Saved entries:
Content starts

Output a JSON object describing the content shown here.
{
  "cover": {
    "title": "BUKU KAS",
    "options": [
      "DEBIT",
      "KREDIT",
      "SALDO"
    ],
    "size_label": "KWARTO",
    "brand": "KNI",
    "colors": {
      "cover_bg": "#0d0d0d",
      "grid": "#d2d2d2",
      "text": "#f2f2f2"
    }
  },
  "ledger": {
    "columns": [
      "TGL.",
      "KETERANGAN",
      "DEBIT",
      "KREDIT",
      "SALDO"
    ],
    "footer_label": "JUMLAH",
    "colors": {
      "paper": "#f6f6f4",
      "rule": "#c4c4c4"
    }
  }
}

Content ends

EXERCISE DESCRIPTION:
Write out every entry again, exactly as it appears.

ANSWER TO THE EXERCISE:
Output a JSON object describing the content shown here.
{
  "cover": {
    "title": "BUKU KAS",
    "options": [
      "DEBIT",
      "KREDIT",
      "SALDO"
    ],
    "size_label": "KWARTO",
    "brand": "KNI",
    "colors": {
      "cover_bg": "#0d0d0d",
      "grid": "#d2d2d2",
      "text": "#f2f2f2"
    }
  },
  "ledger": {
    "columns": [
      "TGL.",
      "KETERANGAN",
      "DEBIT",
      "KREDIT",
      "SALDO"
    ],
    "footer_label": "JUMLAH",
    "colors": {
      "paper": "#f6f6f4",
      "rule": "#c4c4c4"
    }
  }
}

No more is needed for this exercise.